Warning that he might be a “little abrasive” Berwick said, “I am at a point where I think we really need to stop kind of admiring this problem of inequity and of racism and do something about it. And I challenge the ACO community to take the lead here.”
“You’ve got some tools in your hands that you could use,” Berwick continued. “You would have to make it a movement. You would have to actually decide that the ACOs of America will be in the lead in American healthcare and society in addressing racism and inequity. And you would actually have to invest in it as you will any area - if I can say- innovation.”
Like every other health and medical meeting this spring and early summer, NAACOs has moved to a virtual format because of COVID-19. The organization has broken up the meeting so there are online sessions scheduled on Tuesdays and Thursdays the rest of the month.

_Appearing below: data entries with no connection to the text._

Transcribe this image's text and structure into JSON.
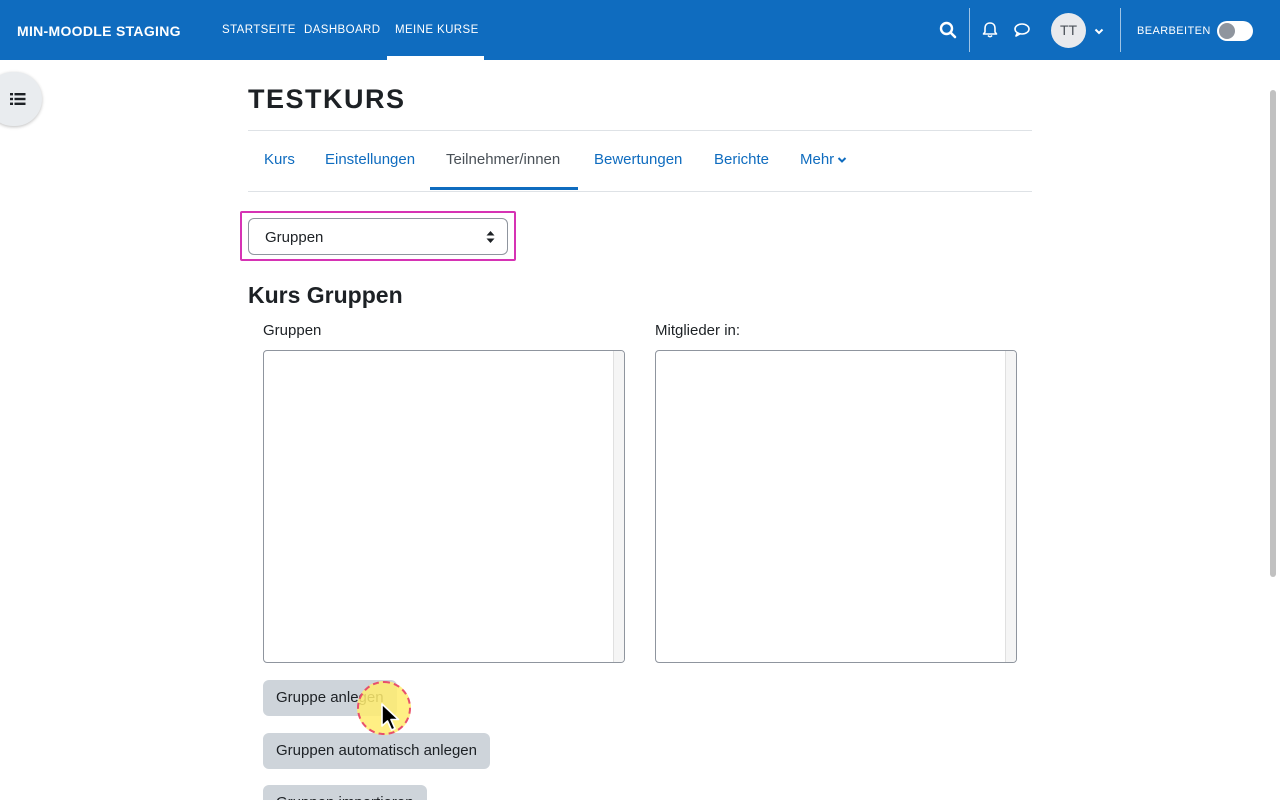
{
  "navbar": {
    "brand": "MIN-MOODLE STAGING",
    "links": [
      {
        "label": "STARTSEITE"
      },
      {
        "label": "DASHBOARD"
      },
      {
        "label": "MEINE KURSE"
      }
    ],
    "avatar_initials": "TT",
    "edit_label": "BEARBEITEN",
    "edit_mode_on": false
  },
  "course": {
    "title": "TESTKURS"
  },
  "secondary_nav": {
    "items": [
      {
        "label": "Kurs"
      },
      {
        "label": "Einstellungen"
      },
      {
        "label": "Teilnehmer/innen"
      },
      {
        "label": "Bewertungen"
      },
      {
        "label": "Berichte"
      },
      {
        "label": "Mehr"
      }
    ],
    "active": "Teilnehmer/innen"
  },
  "page_select": {
    "value": "Gruppen"
  },
  "groups": {
    "heading": "Kurs Gruppen",
    "groups_label": "Gruppen",
    "members_label": "Mitglieder in:",
    "buttons": {
      "create": "Gruppe anlegen",
      "auto_create": "Gruppen automatisch anlegen",
      "import": "Gruppen importieren"
    }
  },
  "colors": {
    "primary": "#0f6cbf",
    "highlight": "#d633b4",
    "button_bg": "#ced4da"
  }
}
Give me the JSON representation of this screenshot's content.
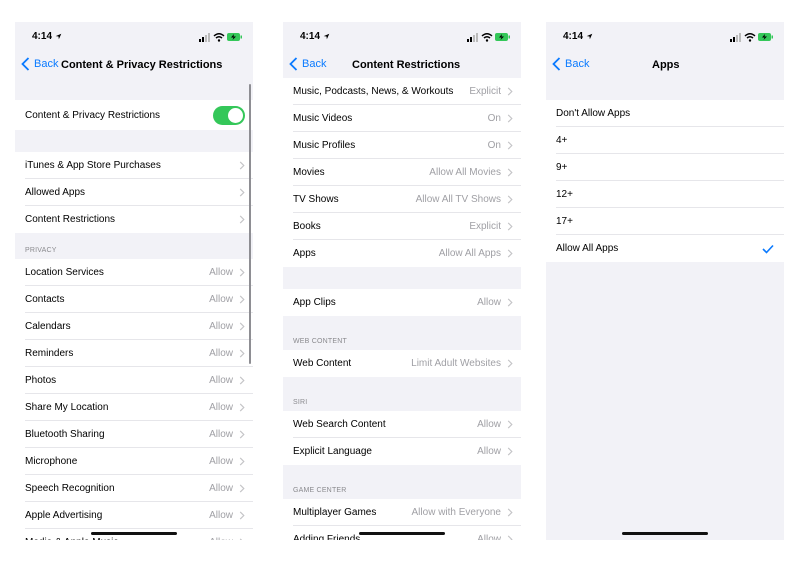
{
  "status": {
    "time": "4:14"
  },
  "screen1": {
    "back": "Back",
    "title": "Content & Privacy Restrictions",
    "toggle_row": "Content & Privacy Restrictions",
    "group1": [
      {
        "label": "iTunes & App Store Purchases"
      },
      {
        "label": "Allowed Apps"
      },
      {
        "label": "Content Restrictions"
      }
    ],
    "privacy_header": "PRIVACY",
    "privacy": [
      {
        "label": "Location Services",
        "value": "Allow"
      },
      {
        "label": "Contacts",
        "value": "Allow"
      },
      {
        "label": "Calendars",
        "value": "Allow"
      },
      {
        "label": "Reminders",
        "value": "Allow"
      },
      {
        "label": "Photos",
        "value": "Allow"
      },
      {
        "label": "Share My Location",
        "value": "Allow"
      },
      {
        "label": "Bluetooth Sharing",
        "value": "Allow"
      },
      {
        "label": "Microphone",
        "value": "Allow"
      },
      {
        "label": "Speech Recognition",
        "value": "Allow"
      },
      {
        "label": "Apple Advertising",
        "value": "Allow"
      },
      {
        "label": "Media & Apple Music",
        "value": "Allow"
      }
    ]
  },
  "screen2": {
    "back": "Back",
    "title": "Content Restrictions",
    "group1": [
      {
        "label": "Music, Podcasts, News, & Workouts",
        "value": "Explicit"
      },
      {
        "label": "Music Videos",
        "value": "On"
      },
      {
        "label": "Music Profiles",
        "value": "On"
      },
      {
        "label": "Movies",
        "value": "Allow All Movies"
      },
      {
        "label": "TV Shows",
        "value": "Allow All TV Shows"
      },
      {
        "label": "Books",
        "value": "Explicit"
      },
      {
        "label": "Apps",
        "value": "Allow All Apps"
      }
    ],
    "app_clips": {
      "label": "App Clips",
      "value": "Allow"
    },
    "web_header": "WEB CONTENT",
    "web": [
      {
        "label": "Web Content",
        "value": "Limit Adult Websites"
      }
    ],
    "siri_header": "SIRI",
    "siri": [
      {
        "label": "Web Search Content",
        "value": "Allow"
      },
      {
        "label": "Explicit Language",
        "value": "Allow"
      }
    ],
    "game_header": "GAME CENTER",
    "game": [
      {
        "label": "Multiplayer Games",
        "value": "Allow with Everyone"
      },
      {
        "label": "Adding Friends",
        "value": "Allow"
      }
    ]
  },
  "screen3": {
    "back": "Back",
    "title": "Apps",
    "options": [
      {
        "label": "Don't Allow Apps"
      },
      {
        "label": "4+"
      },
      {
        "label": "9+"
      },
      {
        "label": "12+"
      },
      {
        "label": "17+"
      },
      {
        "label": "Allow All Apps"
      }
    ],
    "selected_index": 5
  },
  "colors": {
    "accent": "#0a7aff",
    "toggle_on": "#34c759",
    "background": "#f2f2f7"
  },
  "icons": [
    "back-chevron-icon",
    "row-chevron-icon",
    "checkmark-icon",
    "signal-icon",
    "wifi-icon",
    "battery-charging-icon",
    "location-arrow-icon"
  ]
}
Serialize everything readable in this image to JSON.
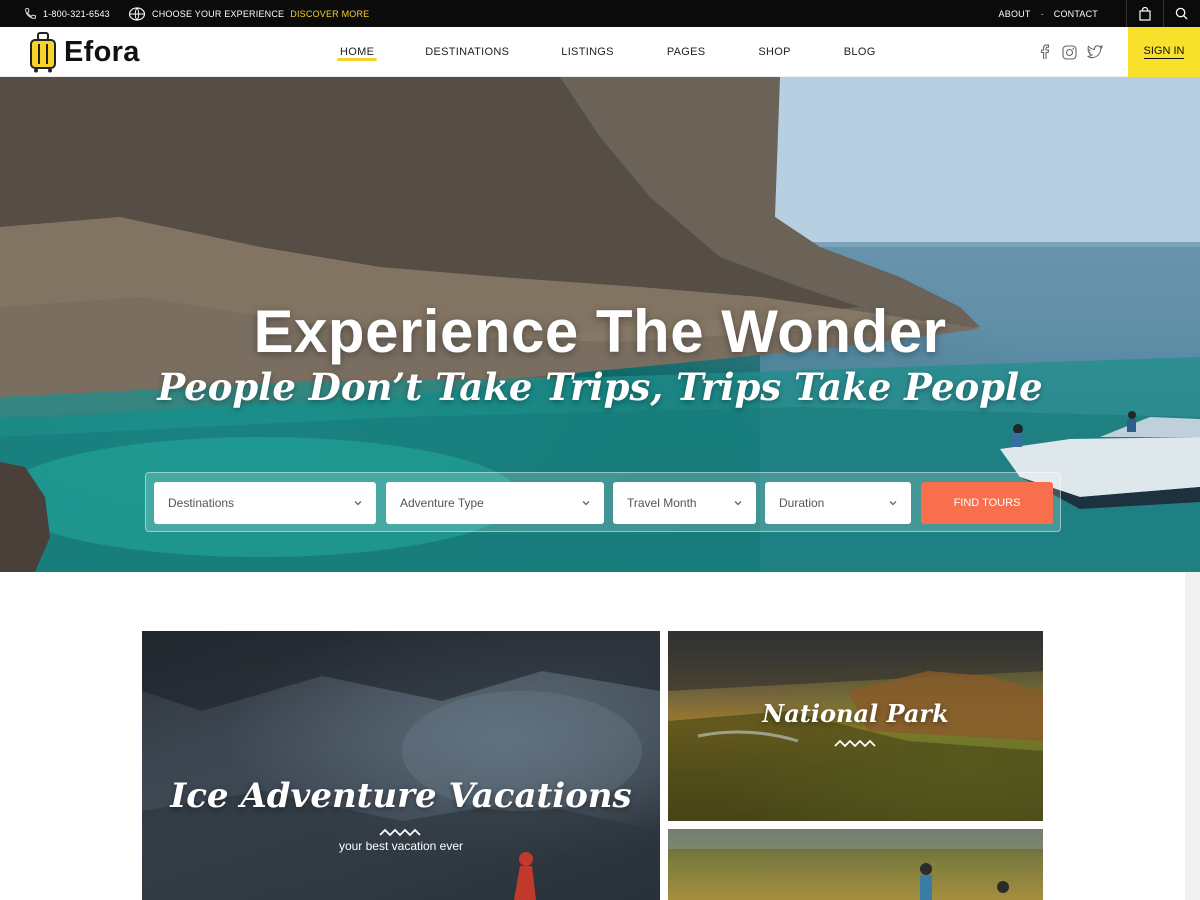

Berwick, who popularized the Triple Aim as president and CEO of the Institute for Healthcare Improvement before heading up CMS on an interim basis during the Obama administration, also discussed the issues of cost and efficiency that are familiar turf to ACOs. COVID-19 has shown that the healthcare system is capable of changing quickly (“we can move quickly when we need to”), he noted, despite the usually very slow pace of change. Berwick joined the chorus of praise for the move to virtual care and said “it is working great.” And he described the search for answers to clinical questions about COVID-19 as a “search for standards” and a sharing of knowledge, in contrast to needless practice variability that he and others view as a source of waste.
The sudden drop in emergency department visits and elective surgeries shouldn't become a missed opportunity for assessing healthcare value and waste, in Berwick's view. “I hope we have a pause here and say, ‘Wait a minute, wait a minute. What of the stuff that didn’t happen turned out that we really didn’t need to do it in the first place?’”
Excess use of in-person healthcare visits are a form of overtreatment, said Berwick, who referred to his 2012 article in JAMA that estimated that $910 billion annually, or 34%, of U.S. healthcare spending is wasteful, and to a reprise of that article last year by William Shrank, M.D., and his colleagues that arrived at a proportion of 25%. Shrank is Humana’s chief medical officer and a member of the Managed Healthcare Executive® editorial advisory board. “Guys," he said to the online NAACOS audience, "we are looking a trillion dollars that could be redevoted to things that really matter if we really found a way to get rid of overtreatment, if we strongly coordinated care, if we stopped hurting patients with injuries in care and unreliability, if we simplified administration, if we got prices under control, and if we stopped fraud.”
Related:Can Physicians Reduce Waste
Berwick put race in the context of social determinants of health, poverty and COVID-19.
He called healthcare a “repair shop - it doesn't cause health." Berwick added later, "What we have been doing for decades I can’t call it anything but stupid. We keep fixing the damage instead of moving to the causes." Many health problems are “products of conditions in the environment, including housing, transportation, food security - you know the list - and racism," he said.
Berwick also linked race, inequity and poverty. Berwick showed a slide listing povery rates: 19% among Latinos, 22% among blacks and 26% among Native Americans. “We live in a country in which there is another country.”
COVID-19 has disproportionately affected African Americans; Berwick mentioned the “COVID window into inequity,” and shared data demonstrating the unequal effect of the disease. “Inequity was a killer. Racism was a killer in the COVID epidemic,” he said.